Mutual funds have been a popular investment choice for Americans since the 1980s. Many investors have been very successful with their mutual fund exposure through these years. The common notion about mutual fund investments is that they are a risk free and effortless way to make money in the stock market. While this is not always true, mutual funds do offer some unique benefits to investors.
Table of Contents
Chapter 1: Introduction to Mutual Funds
Chapter 2: Categories of Mutual Funds
Chapter 3: Understanding Mutual Fund Terminology
Chapter 4: Mutual Fund Costs
Chapter 5: Buying Mutual Funds
Chapter 6: Tracking and Selling Mutual Funds
A mutual fund is a pool of funds which are invested in a diversified portfolio of stocks and other instruments. This pool of funds is usually gathered from a large number of investors. Each investor gets a share of the mutual fund in proportion to the amount of money he has invested in it.
The investment company which offers the mutual fund outlines a general investment strategy for each fund that it manages. There are many different kinds of funds with different investment strategies so that investors can choose based on their desired risk-return preference.
For instance, an equity fund may give higher returns with an investment strategy focused on equity. This means that the risk is also higher, though not as high as an amateur investor investing in equity. Investors select mutual funds based on their investment goals and risk appetite.
A mutual fund also typically has an expected return, which is advertised at the time of its launch. This return is what the mutual fund managers hope to consistently get with the investment strategy they have outlined.
The actual investments are made and managed by a fund manager hired by the investment company. To achieve the promised returns and to keep the risk within the outlined level, the individual investments within the fund may be sold off or new ones bought by the fund manager.
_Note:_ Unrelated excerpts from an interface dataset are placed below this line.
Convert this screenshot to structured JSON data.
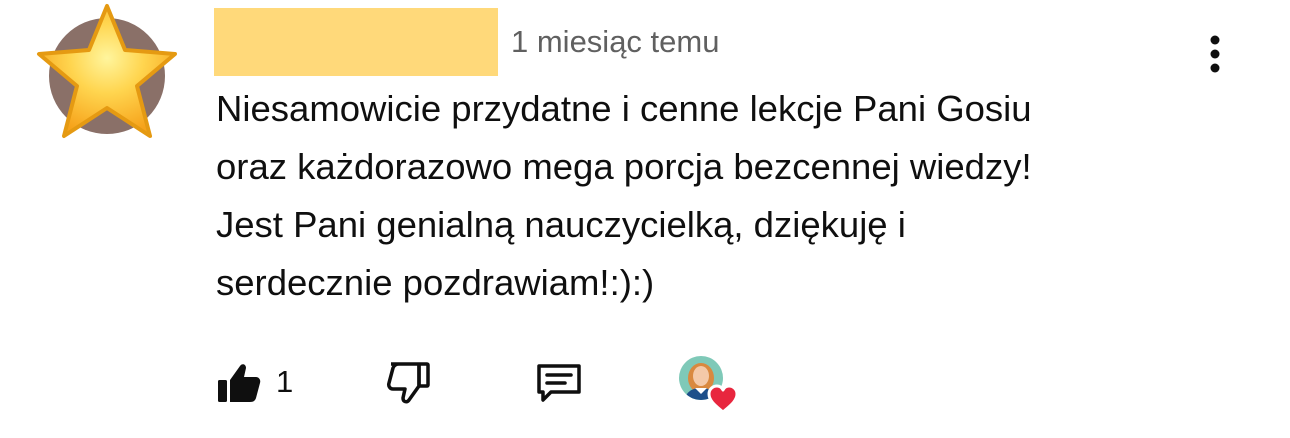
{
  "comment": {
    "author_redacted": true,
    "timestamp": "1 miesiąc temu",
    "text_lines": [
      "Niesamowicie przydatne i cenne lekcje Pani Gosiu",
      "oraz każdorazowo mega porcja bezcennej wiedzy!",
      "Jest Pani genialną nauczycielką, dziękuję i",
      "serdecznie pozdrawiam!:):)"
    ],
    "avatar_icon": "star-emoji-icon",
    "redaction_color": "#ffd97a"
  },
  "actions": {
    "like_icon": "thumbs-up-icon",
    "like_count": "1",
    "dislike_icon": "thumbs-down-icon",
    "reply_icon": "comment-reply-icon",
    "more_icon": "more-vertical-icon",
    "creator_heart_icon": "creator-heart-badge-icon"
  },
  "colors": {
    "text_primary": "#0f0f0f",
    "text_secondary": "#606060",
    "heart": "#e8263e",
    "avatar_bg": "#8a7068"
  }
}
An investor can opt out of a mutual fund by selling it like a stock. If he stays invested, he can get returns in the form of annual distributions. The distributions are nothing but the total income gained on the various investments made by the fund, which is paid back to the shareholders. The fund may also have some capital gains from securities sold off at a profit. These gains are also passed on to the investor. The investor can choose to automatically reinvest such proceeds or get them back as a cash payout.
Millions of Americans invest in mutual funds every year. Although, like all other investments, mutual funds also have an element of risk, they are still a very popular investment avenue. So what makes the mutual fund so popular?
Pooling of Resources: Mutual funds enable small investors to get a share of a large portfolio. This makes a huge amount available for investing in larger projects and investments which may be out of reach of individual investors. This availability of a large amount of funds also means you need to pay only a very small proportion of the processing costs for any transactions.
Managed by Experts: For those investors who are not experienced, a mutual fund is a great option. Your lack of knowledge of markets need not compromise the safety of your investments. The fund will be managed by a knowledgeable fund manager who will be an expert in investing. The manager uses his experience to invest your funds in the right places at the right time. The investor simply has to sit back and enjoy the rewards of the expert’s efforts.
Diversification: A mutual fund is a diversified investment option and it lets you spread your risk over many different securities. A well diversified portfolio has a lower risk than a concentrated one and this advantage of lower risk is passed on to you with a mutual fund.
Simple and Effective: Mutual funds offer a simple and effective way to invest in stocks, shares and other securities. The gains can be very attractive if you invest in the right kind of fund. You can simply sell the fund if necessary just as you would sell a share.
Next Chapter: Categories of Mutual Funds